From the outset, risk management has been all about people working together to minimise the dangers of certain projects and activities. Every time we reach out and support someone else in our field, we are actually helping to minimise their risk in a minor way, and it’s from these small gestures that the concepts of risk management have come about. The methods might have evolved over the years, but the goals of protecting assets and building consistency and resilience into activities have remained the same.

If we cast our minds all the way back to the 17th Century and the Great Fire of London, it was this disaster that inspired insurance companies to start the first private fire brigades to help prevent anything similar from happening again. These operations grew in size and number over the following decades until in 1833 the first London-wide fire brigade was formed. This was only made possible by the independent fire brigades cooperating to protect lives and property. Even though each brigade was only assigned to protect insured properties, the nature of fire meant that more often than not brigades would be working together to protect multiple buildings threatened by a spreading fire.

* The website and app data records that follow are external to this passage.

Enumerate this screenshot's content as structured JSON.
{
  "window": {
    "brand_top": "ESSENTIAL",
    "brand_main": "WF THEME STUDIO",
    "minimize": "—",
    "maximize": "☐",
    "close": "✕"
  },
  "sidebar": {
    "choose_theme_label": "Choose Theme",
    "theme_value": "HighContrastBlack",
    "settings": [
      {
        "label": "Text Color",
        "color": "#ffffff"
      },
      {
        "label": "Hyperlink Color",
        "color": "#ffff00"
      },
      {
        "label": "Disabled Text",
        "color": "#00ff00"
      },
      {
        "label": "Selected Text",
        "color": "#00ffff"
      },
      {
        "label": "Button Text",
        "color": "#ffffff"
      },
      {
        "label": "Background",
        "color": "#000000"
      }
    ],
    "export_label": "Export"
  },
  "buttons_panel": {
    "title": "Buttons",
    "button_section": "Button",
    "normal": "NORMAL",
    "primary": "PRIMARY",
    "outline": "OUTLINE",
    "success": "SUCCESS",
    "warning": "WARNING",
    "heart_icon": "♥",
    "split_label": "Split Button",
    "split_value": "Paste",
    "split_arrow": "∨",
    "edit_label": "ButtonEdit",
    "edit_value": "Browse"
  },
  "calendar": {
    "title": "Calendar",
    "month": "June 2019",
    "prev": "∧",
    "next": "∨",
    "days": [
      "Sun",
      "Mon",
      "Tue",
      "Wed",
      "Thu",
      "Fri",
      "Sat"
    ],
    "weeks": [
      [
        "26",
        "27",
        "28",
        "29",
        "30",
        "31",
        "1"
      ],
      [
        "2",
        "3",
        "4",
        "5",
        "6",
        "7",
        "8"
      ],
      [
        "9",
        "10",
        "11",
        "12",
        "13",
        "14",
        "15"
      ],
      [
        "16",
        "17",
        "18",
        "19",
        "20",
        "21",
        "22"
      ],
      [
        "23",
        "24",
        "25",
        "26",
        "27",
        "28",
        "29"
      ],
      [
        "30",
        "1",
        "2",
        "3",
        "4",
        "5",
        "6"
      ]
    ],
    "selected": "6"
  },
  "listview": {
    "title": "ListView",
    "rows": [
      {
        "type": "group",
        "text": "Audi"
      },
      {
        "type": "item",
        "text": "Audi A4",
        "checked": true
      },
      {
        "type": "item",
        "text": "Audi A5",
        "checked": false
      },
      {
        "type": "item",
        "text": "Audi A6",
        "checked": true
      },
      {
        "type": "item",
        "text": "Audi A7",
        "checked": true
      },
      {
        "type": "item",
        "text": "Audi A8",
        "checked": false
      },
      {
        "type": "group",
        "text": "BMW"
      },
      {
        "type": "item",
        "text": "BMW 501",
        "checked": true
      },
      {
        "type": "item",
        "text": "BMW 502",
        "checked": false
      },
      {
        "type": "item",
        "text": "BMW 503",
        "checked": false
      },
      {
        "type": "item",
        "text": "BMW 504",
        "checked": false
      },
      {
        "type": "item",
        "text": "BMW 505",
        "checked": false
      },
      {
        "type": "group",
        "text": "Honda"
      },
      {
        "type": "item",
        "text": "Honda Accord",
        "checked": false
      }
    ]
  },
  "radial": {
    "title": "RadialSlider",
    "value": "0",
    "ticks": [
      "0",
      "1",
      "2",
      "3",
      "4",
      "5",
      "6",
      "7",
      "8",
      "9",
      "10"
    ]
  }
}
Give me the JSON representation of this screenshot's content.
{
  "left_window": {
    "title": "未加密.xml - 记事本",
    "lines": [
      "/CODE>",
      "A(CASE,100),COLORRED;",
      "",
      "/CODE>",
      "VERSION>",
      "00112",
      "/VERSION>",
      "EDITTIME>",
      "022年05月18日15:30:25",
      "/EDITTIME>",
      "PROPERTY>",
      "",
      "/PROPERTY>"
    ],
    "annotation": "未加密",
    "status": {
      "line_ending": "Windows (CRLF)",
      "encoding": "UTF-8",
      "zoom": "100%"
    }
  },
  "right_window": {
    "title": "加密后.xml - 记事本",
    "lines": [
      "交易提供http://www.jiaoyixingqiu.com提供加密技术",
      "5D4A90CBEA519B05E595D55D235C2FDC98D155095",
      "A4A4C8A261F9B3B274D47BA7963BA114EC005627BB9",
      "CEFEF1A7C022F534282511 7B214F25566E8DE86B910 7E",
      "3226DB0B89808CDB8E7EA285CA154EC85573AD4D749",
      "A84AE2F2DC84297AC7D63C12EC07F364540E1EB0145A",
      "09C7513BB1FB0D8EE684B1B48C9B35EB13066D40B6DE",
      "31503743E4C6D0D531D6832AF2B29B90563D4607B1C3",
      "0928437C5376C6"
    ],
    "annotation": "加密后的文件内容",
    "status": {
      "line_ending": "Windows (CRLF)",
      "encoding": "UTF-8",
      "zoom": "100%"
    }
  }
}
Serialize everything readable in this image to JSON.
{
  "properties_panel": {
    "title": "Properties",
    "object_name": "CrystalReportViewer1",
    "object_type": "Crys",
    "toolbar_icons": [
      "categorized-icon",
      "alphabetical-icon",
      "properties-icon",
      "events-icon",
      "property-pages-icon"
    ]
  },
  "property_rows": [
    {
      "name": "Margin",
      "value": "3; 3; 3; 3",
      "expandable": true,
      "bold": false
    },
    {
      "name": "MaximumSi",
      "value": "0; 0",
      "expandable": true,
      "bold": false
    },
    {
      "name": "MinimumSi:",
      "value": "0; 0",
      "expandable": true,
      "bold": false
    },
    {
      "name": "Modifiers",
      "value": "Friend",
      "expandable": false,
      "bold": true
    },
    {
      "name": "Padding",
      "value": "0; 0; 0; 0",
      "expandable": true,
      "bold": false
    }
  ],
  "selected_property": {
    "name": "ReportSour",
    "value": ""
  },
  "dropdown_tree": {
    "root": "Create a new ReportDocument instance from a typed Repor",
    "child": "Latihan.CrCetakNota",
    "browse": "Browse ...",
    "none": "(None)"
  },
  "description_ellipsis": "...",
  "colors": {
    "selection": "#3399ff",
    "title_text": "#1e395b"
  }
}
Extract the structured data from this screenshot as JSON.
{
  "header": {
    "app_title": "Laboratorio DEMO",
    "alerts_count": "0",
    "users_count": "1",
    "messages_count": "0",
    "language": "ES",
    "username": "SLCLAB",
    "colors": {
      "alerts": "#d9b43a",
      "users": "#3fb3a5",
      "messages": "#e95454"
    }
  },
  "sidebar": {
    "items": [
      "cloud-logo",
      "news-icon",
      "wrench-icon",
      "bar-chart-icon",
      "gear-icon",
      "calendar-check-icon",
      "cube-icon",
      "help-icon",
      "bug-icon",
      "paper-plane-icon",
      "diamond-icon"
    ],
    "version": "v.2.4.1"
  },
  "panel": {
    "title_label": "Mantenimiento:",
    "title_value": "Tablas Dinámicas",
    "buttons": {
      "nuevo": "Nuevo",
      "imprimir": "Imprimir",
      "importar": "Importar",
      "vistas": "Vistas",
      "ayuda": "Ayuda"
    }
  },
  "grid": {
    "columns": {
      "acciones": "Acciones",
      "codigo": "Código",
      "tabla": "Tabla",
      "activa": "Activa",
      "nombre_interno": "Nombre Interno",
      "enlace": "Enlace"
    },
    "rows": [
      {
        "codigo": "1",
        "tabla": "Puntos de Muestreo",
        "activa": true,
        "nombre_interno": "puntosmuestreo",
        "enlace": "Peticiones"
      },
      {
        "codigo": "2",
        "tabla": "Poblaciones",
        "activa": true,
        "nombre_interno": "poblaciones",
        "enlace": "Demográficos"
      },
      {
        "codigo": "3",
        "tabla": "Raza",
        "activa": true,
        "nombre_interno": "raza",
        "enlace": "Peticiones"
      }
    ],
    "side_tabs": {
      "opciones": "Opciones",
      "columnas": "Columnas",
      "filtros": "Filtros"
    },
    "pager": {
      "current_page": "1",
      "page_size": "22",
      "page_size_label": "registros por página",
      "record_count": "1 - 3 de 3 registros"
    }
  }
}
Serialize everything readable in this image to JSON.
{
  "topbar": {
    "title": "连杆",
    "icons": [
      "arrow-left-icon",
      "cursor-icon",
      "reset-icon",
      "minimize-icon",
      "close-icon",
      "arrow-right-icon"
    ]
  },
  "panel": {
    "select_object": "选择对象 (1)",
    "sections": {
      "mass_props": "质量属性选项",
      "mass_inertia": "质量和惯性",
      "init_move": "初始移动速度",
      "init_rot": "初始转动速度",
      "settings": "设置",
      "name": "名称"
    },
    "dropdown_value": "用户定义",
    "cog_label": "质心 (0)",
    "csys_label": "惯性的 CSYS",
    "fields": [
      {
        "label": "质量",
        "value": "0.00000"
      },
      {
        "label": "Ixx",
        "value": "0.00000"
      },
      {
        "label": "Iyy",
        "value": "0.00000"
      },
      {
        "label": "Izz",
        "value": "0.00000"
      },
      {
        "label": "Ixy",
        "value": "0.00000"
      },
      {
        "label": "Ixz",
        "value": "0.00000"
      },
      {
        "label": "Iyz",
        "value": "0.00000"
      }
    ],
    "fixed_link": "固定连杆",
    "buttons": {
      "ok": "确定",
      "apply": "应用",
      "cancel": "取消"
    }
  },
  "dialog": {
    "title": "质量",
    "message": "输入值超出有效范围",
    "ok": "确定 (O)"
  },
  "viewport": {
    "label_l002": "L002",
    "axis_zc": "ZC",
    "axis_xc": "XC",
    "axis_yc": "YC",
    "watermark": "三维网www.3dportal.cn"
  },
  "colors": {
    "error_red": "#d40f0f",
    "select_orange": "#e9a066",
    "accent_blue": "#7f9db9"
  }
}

Cooperation and collaboration don’t always need a focus on saving lives, they can also be gestures of goodwill between neighbours, which we see very often in farming. The agricultural industry is an expensive one when it comes to the purchase and maintenance of machinery. Splashing out on a new bit of kit for the farm isn’t an easy decision, and farming cooperatives who purchase and maintain machinery together and share their workforces overcome this issue. For the farmers involved this is a great way to manage financial risk, as they share the cost of the purchase and its maintenance between them, and this kind of collaboration generates an average saving of £40 per acre farmed. It also allows them all to improve their production through the shared use of the best new machinery. This kind of cooperation benefits the workforce too, as it allows local farm workers to maximise their earnings whilst the farmers are able to attract the best workers in their area and build more efficiency into their business.

The digital industries also benefit from similar kinds of collaboration, but it’s slightly more “space-age” than just sharing tractors. The most common, and most necessary, collaboration in the digital working world is businesses working together to protect against cyber criminals. Cyber protection professionals from across industries are able to share methods and ideas for the improvement of their cyber security systems. These knowledge sharing agreements are encouraged by large businesses as the fight against cybercrime is recognised as one where firms will have to work together to minimise their risk. It’s in the banking sector that we’ve actually seen government support for these types of collaborations. The Banking Federation of the UAE has created specific structures between the country’s leading banks to make sure their banking system as a whole is getting safer with every passing day.

Cooperating and collaborating to minimise risk is something we encourage businesses to do. It allows every company to rethink the way they manage their risk, and to learn new methods from others in their field. The best developments come from the best operators working together for the common good, and that’s what we love to see.